### EXERCISE GOAL
Without any change, set down every record below.

### DATA EXTRACTS

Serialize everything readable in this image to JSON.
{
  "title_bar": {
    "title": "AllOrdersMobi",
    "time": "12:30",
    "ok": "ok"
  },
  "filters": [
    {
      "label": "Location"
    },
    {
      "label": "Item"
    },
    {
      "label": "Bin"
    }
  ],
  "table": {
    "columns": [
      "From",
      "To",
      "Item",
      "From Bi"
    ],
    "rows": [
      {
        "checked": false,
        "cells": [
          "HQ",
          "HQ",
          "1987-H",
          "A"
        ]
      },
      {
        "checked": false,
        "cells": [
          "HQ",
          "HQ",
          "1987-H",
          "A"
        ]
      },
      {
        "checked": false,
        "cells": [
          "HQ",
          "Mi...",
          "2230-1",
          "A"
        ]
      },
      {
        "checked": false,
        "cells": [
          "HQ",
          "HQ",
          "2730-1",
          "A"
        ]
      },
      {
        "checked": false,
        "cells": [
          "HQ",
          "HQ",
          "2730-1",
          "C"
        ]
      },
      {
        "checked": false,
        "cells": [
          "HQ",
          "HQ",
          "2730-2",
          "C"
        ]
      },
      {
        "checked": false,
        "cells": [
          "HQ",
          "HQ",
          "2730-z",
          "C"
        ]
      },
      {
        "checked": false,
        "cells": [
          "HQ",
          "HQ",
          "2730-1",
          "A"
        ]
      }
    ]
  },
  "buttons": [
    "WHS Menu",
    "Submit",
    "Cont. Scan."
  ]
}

### SOLUTION
Serialize everything readable in this image to JSON.
{
  "title_bar": {
    "title": "AllOrdersMobi",
    "time": "12:30",
    "ok": "ok"
  },
  "filters": [
    {
      "label": "Location"
    },
    {
      "label": "Item"
    },
    {
      "label": "Bin"
    }
  ],
  "table": {
    "columns": [
      "From",
      "To",
      "Item",
      "From Bi"
    ],
    "rows": [
      {
        "checked": false,
        "cells": [
          "HQ",
          "HQ",
          "1987-H",
          "A"
        ]
      },
      {
        "checked": false,
        "cells": [
          "HQ",
          "HQ",
          "1987-H",
          "A"
        ]
      },
      {
        "checked": false,
        "cells": [
          "HQ",
          "Mi...",
          "2230-1",
          "A"
        ]
      },
      {
        "checked": false,
        "cells": [
          "HQ",
          "HQ",
          "2730-1",
          "A"
        ]
      },
      {
        "checked": false,
        "cells": [
          "HQ",
          "HQ",
          "2730-1",
          "C"
        ]
      },
      {
        "checked": false,
        "cells": [
          "HQ",
          "HQ",
          "2730-2",
          "C"
        ]
      },
      {
        "checked": false,
        "cells": [
          "HQ",
          "HQ",
          "2730-z",
          "C"
        ]
      },
      {
        "checked": false,
        "cells": [
          "HQ",
          "HQ",
          "2730-1",
          "A"
        ]
      }
    ]
  },
  "buttons": [
    "WHS Menu",
    "Submit",
    "Cont. Scan."
  ]
}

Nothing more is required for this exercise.